The Near Future of the Canucks Cap: Goalies and My Takes

Ryan Biech over at Canucks Army wrote a great piece about how the Canucks should probably get on resigning Bo Horvat, and I agree 100%. However, this got me thinking about the other players who would need new contracts in there near future. So I headed on over to Cap Friendly, and it looks a little tight in the near future.

While resigning Bo is very needed, especially right now, I will leave it up to Mr. Biech to explain to you why that is. If he continues to score, his price will only go up, which means less money to go around, and from what I found, the Canucks will need every cent they can get in the next two years. Here is what I found for Goalies.


The Canucks have asserted Jacob Markstrom is their Goalie of the future, well the near future anyway. He’s signed until the 2019-20 season at a rate of $3.6m per season. Ryan Miller, and his $6m cap hit, will be off the books this summer. My guess, judging from Markstrom’s contract, they will be pursuing a Goalie of similar price tag, which is what a lot of teams have started to do.

I hope this is their strategy as paying around $6m for another Goalie would severely hinter their ability to resign their RFA Forwards and Defenceman. There are plenty of short-term, reasonable options until highly touted prospect Thatcher Demko will be NHL-ready. Demko dominated in net at Boston College and is seeing some good time in the AHL with the Utica Comets.


I expect to see at least one Free Agent Goalie signing this summer to split time with Markstrom. Whether that will be someone to split time with 50-50 or say 60-40 will be seen. I think they are committed to Demko long-term, and will see how he responds to his first, full AHL season. If he does really well, he could be on the big club as early as next season. I will be happy if they do continue to invest in the position with more draft picks or Free Agent signings.



It’s much better to have too many RFAs than you know what to do with. That means you’ve been getting production out of younger guys, for not an insane amount of money. Now will all these guys pan out, even if you do pay them? Most likely not, and I’m not going to turn this into an Arm-Chair GM conclusion. However, I am going to suggest what should happen, and what will probably happen.


I want to see heavy investment in the youth. I would rather have 22 year-old Brendan Gaunce on the third line making mistakes, than another  29 year-old Derek Dorsett making $2.6m coming off another five goal season.
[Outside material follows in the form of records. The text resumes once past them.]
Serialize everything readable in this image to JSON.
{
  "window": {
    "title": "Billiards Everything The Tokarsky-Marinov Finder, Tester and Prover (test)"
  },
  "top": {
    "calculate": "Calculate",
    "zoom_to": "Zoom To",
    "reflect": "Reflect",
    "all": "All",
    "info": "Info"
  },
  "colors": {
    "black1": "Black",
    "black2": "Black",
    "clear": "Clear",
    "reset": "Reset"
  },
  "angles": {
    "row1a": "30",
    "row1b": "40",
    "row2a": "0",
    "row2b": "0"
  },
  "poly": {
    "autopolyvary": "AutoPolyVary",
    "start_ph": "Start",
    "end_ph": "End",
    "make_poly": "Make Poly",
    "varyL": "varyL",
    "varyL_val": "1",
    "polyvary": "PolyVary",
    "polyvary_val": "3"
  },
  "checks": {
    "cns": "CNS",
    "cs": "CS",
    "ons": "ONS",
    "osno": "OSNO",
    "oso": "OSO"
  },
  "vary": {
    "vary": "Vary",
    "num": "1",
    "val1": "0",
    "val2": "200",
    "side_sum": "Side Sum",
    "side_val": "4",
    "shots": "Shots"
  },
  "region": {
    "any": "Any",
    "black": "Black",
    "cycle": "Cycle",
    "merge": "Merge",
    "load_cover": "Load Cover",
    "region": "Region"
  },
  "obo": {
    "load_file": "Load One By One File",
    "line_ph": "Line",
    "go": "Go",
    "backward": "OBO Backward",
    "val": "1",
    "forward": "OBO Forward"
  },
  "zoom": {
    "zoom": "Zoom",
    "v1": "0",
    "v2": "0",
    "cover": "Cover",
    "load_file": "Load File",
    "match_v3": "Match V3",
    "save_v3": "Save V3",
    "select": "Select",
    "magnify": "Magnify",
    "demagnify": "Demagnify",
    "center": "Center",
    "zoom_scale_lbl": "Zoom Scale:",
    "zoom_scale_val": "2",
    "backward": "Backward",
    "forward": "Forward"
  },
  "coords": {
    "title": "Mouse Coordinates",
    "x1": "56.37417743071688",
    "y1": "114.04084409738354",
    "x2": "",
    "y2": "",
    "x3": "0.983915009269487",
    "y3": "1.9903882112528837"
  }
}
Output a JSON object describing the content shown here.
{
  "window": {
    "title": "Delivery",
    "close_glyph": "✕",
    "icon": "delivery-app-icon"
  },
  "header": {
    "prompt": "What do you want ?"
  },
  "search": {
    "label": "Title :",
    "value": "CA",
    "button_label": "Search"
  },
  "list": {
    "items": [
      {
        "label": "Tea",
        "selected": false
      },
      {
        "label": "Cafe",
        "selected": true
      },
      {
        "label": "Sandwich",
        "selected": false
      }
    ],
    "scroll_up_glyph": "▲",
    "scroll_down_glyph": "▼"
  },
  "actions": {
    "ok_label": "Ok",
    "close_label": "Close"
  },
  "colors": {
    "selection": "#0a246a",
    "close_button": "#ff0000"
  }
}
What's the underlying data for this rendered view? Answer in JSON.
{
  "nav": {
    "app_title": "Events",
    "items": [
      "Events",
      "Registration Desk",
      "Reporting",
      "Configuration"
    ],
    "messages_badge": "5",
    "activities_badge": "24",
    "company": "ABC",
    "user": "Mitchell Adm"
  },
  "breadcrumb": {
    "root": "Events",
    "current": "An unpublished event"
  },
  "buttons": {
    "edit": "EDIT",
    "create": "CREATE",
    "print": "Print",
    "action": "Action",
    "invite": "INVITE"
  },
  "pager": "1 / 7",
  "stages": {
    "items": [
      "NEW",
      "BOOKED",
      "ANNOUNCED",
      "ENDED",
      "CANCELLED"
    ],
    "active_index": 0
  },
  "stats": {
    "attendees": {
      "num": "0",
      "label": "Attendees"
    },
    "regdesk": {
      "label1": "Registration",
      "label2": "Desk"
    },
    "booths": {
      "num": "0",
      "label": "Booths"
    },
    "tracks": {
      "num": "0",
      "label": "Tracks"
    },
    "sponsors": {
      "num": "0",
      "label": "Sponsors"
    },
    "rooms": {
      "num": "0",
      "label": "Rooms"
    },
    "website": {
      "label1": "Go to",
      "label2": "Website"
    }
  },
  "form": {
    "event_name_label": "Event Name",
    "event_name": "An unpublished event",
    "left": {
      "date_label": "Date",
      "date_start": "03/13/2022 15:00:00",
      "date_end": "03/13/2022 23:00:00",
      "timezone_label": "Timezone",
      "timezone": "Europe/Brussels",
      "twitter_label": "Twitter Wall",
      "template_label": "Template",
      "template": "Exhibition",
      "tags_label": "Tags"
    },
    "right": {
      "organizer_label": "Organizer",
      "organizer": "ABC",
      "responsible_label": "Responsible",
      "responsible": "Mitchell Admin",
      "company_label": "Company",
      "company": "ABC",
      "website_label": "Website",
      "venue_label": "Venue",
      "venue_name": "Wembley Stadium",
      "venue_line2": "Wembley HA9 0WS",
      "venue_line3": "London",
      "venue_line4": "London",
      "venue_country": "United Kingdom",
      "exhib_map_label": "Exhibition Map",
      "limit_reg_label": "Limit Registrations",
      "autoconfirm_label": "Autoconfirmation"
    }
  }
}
Or signing Jack Skille, when you have an entire AHL system full of guys looking for a shot, or a First Round pick needing ice time!

I would like them to spend the money when it makes sense, not because they think they have to. After next season I would like them to say to the Sedins: “You’re our franchise leading scorers, and that’s great, but you’re pushing 38, so here is what your worth is now.” Not “Oh your numbers will be retired here’s a raise.” I don’t want to see them mortgage their future to hold onto a mediocre past.


Judging by what we have seen, and continue to see, a massive investment in youth will definitely not happen. I am done listening to Jim Benning and Trevor Linden talking about what they are trying to do. I am a firm believer in “Actions speak louder than words,” and that’s what I will use in my predictions.

Over the next two summers there will be at least two cast-offs from other teams who will be given contracts, and ice-time, in favour of younger guys who need it. They will use a good chunk of cap space to overpay a Free Agent who they will not need. Remember, Benning was a part of the group that traded Tyler Seguin for the guy he just signed who is under-performing.

I think over the next two years we will be seeing some lop-sided trades as they unload players they cannot afford to resign as they have spent the money elsewhere. I think their signings this summer will severely hamper their moves in the following summer, and once again their focus will be on an idealist situation and not the reality of that they are facing.




Leave a Reply